Daisies, Chytilová’s third film, is a work of both rich color and deep existential dread. Even with its frenzied sequencing and randomly connected insert shots, one thing comes up over and over: Marie (Jitka Cerhová) and Marie (Ivana Karbanová) are looking to do something great, and on their own terms.
One of their favorite squad-activities is taking an old man out on a date, convincing him they both want to run away with him, and then jumping off the train out of town at the last second.
Though it is never boring for us to watch, with a variety of tinted film stocks and the different joyously tricky behaviors the Maries adopt on each dates, they quickly tire of this. Through spontaneous vaudeville routines, dinners made of magazines, and other pop fantasies, the women keep being beaten down by greatness anxiety. That is one of the great pleasures of the film and presumably one of its traits that caused the government to ban Chytilová from making films until 1975.
Patriarchal societies harvest cultures where one has to amount to “something.” Wartime makes fun a thing of disrespect, rather than of release. Upon its release, Daisies was banned from theaters, and 50 years later, its final dedication is still resonant: “to those who get upset over a stomped-upon bed of lettuce, instead of the true injustices happening in the country.” A mind-montage and a celebration, to watch Daisies is to see a diverse garden come into bloom in a fraction of the time.
Available to purchase from Second Run
7. Faces by John Cassavetes (1968)
United States of America, New Hollywood
Following the breakdown of the Production Code and a decade of welcome foreign influence from the likes of Sergio Leone, Blow Up, and the stateside popularity of the Nouvelle Vague and Japanese Cinema, directors were put back in charge of the movie business. Traditionally, Bonnie & Clyde, characterized by glamorous violence, Romeo & Juliet stakes, and a resistance to conform to any one genre, is viewed as the beginning of New Hollywood.
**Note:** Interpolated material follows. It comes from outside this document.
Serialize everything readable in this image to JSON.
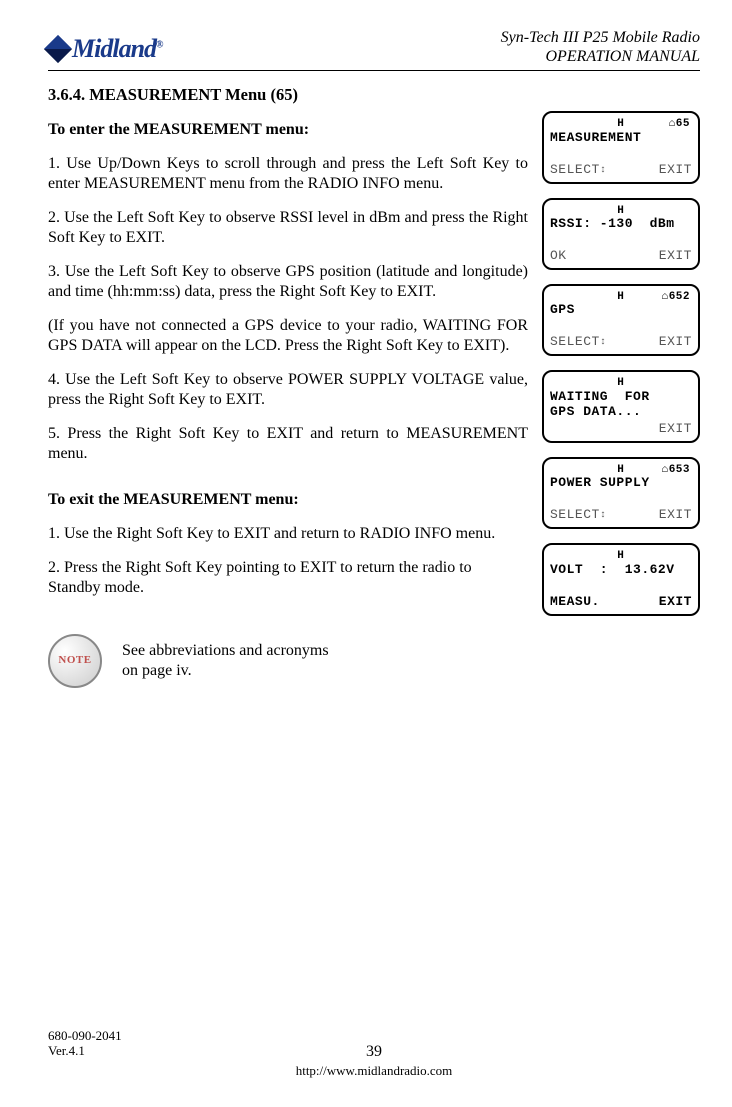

Arthur Penn’s film and its plethora of international art house influences (the script was even sent to Godard and Truffaut for doctoring) set the stage for the Spielbergs, Lucas’, and Coppolas of the movement to follow; the directors with a thirst for action and the rhythm of the radio. For the others, the Altmans and the Scorseses, those obsessed with their actors and clapping on the 1 and the 4 just because they can, there was John Cassavetes.
Starting with Shadows in 1959, Cassavetes dedicated himself to doing anything he could (the most notable mythology: maxing out his and several others’ credit cards) to stay out of Hollywood’s grasp. Because of his independence, Cassavetes was allowed to present deeply woven webs of social dynamics and neuroses that played out like the Eric Dolphy to Hollywood’s Glenn Miller.
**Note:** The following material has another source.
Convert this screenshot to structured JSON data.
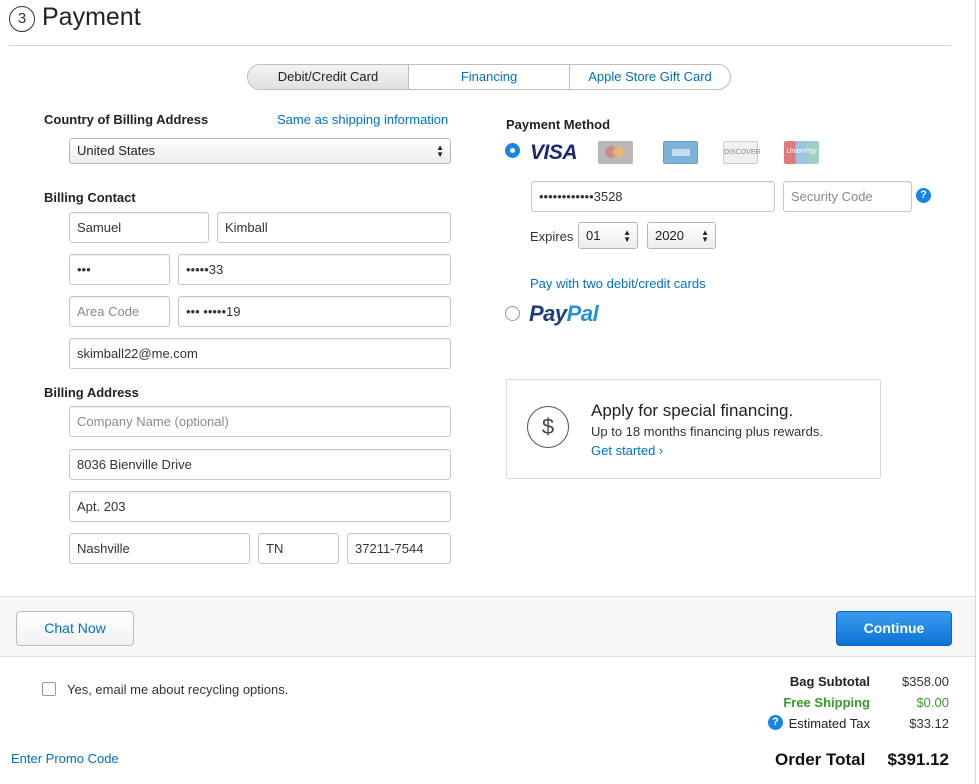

By the time Faces was released in 1968, at the dawn of the New Hollywood movement, Cassavetes had three films under his belt. Built around character and a stubborn refusal to offer up almost any expository information, Faces is stark and immersive experience that, 50 years after release, leaves viewers as revealed as the characters they are watching.
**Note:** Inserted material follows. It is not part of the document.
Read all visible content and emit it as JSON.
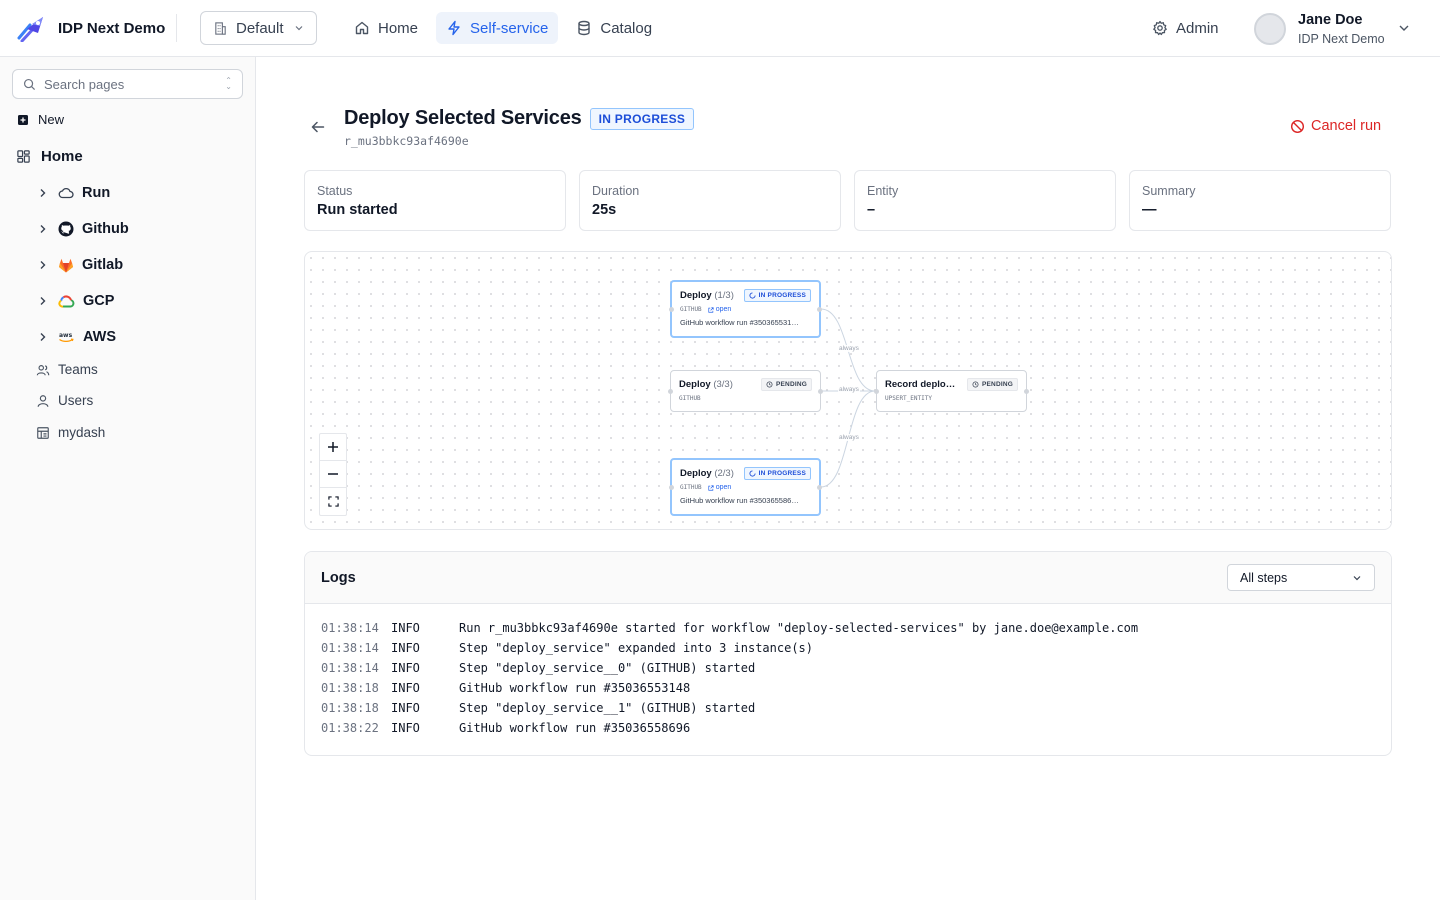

With its high contrast verité camerawork, symphonic conversations, and claustrophobic blocking, Faces is a kitchen sink drama of an alien degree. The film is centered, as many films of England’s “Angry Young Man” era are, on John Marley’s Richard, a man who has condemned himself to joke his way through life. It is easy to see the influence of Faces and Cassavetes on films from the commercial peak of New Hollywood, such as Scorsese’s Alice Doesn’t Live Here Anymore, as well as the later mumblecore movement and the Romanian New Wave.
“Nobody has the time to be vulnerable,” Cassavetes regular Seymour Cassel says to first-timer Lynn Carlin’s Maria during the scene a director other than Cassavetes might have structured as a climax. Indeed, nobody has too much time to be vulnerable, but Faces’ two hour runtime is sure to leave anyone questioning how they communicate.
Available to rent on Amazon.